═══ Input ═══

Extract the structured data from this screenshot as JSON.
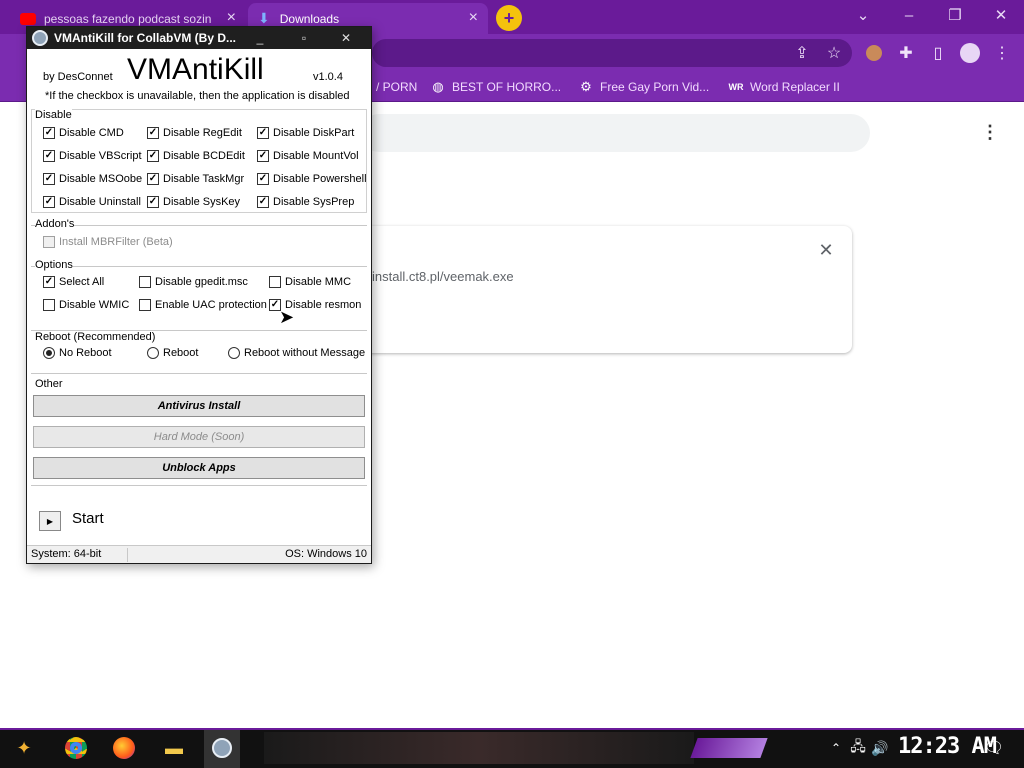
{
  "browser": {
    "tabs": [
      {
        "title": "pessoas fazendo podcast sozin",
        "favicon": "youtube-icon"
      },
      {
        "title": "Downloads",
        "favicon": "download-icon"
      }
    ],
    "new_tab_label": "+",
    "bookmarks": [
      {
        "label": "/ PORN",
        "icon": "bookmark-icon"
      },
      {
        "label": "BEST OF HORRO...",
        "icon": "globe-icon"
      },
      {
        "label": "Free Gay Porn Vid...",
        "icon": "bookmark-icon"
      },
      {
        "label": "Word Replacer II",
        "icon": "extension-icon"
      }
    ],
    "accent": "#7b2cb0",
    "downloads": {
      "url": "install.ct8.pl/veemak.exe"
    }
  },
  "app": {
    "window_title": "VMAntiKill for CollabVM (By D...",
    "heading": "VMAntiKill",
    "author": "by DesConnet",
    "version": "v1.0.4",
    "note": "*If the checkbox is unavailable, then the application is disabled",
    "disable_group": {
      "label": "Disable",
      "items": [
        {
          "label": "Disable CMD",
          "checked": true
        },
        {
          "label": "Disable RegEdit",
          "checked": true
        },
        {
          "label": "Disable DiskPart",
          "checked": true
        },
        {
          "label": "Disable VBScript",
          "checked": true
        },
        {
          "label": "Disable BCDEdit",
          "checked": true
        },
        {
          "label": "Disable MountVol",
          "checked": true
        },
        {
          "label": "Disable MSOobe",
          "checked": true
        },
        {
          "label": "Disable TaskMgr",
          "checked": true
        },
        {
          "label": "Disable Powershell",
          "checked": true
        },
        {
          "label": "Disable Uninstall",
          "checked": true
        },
        {
          "label": "Disable SysKey",
          "checked": true
        },
        {
          "label": "Disable SysPrep",
          "checked": true
        }
      ]
    },
    "addons_group": {
      "label": "Addon's",
      "items": [
        {
          "label": "Install MBRFilter (Beta)",
          "checked": false,
          "disabled": true
        }
      ]
    },
    "options_group": {
      "label": "Options",
      "items": [
        {
          "label": "Select All",
          "checked": true
        },
        {
          "label": "Disable gpedit.msc",
          "checked": false
        },
        {
          "label": "Disable MMC",
          "checked": false
        },
        {
          "label": "Disable WMIC",
          "checked": false
        },
        {
          "label": "Enable UAC protection",
          "checked": false
        },
        {
          "label": "Disable resmon",
          "checked": true
        }
      ]
    },
    "reboot_group": {
      "label": "Reboot (Recommended)",
      "items": [
        {
          "label": "No Reboot",
          "selected": true
        },
        {
          "label": "Reboot",
          "selected": false
        },
        {
          "label": "Reboot without Message",
          "selected": false
        }
      ]
    },
    "other_group": {
      "label": "Other",
      "buttons": [
        {
          "label": "Antivirus Install",
          "disabled": false
        },
        {
          "label": "Hard Mode (Soon)",
          "disabled": true
        },
        {
          "label": "Unblock Apps",
          "disabled": false
        }
      ]
    },
    "start_label": "Start",
    "status": {
      "system": "System: 64-bit",
      "os": "OS: Windows 10"
    }
  },
  "taskbar": {
    "clock": "12:23 AM",
    "apps": [
      "start-icon",
      "chrome-icon",
      "firefox-icon",
      "file-explorer-icon",
      "vmantikill-icon"
    ]
  }
}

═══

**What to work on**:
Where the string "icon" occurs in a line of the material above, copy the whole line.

**Result of the exercise**:
        "favicon": "youtube-icon"
        "favicon": "download-icon"
        "icon": "bookmark-icon"
        "icon": "globe-icon"
        "icon": "bookmark-icon"
        "icon": "extension-icon"
      "start-icon",
      "chrome-icon",
      "firefox-icon",
      "file-explorer-icon",
      "vmantikill-icon"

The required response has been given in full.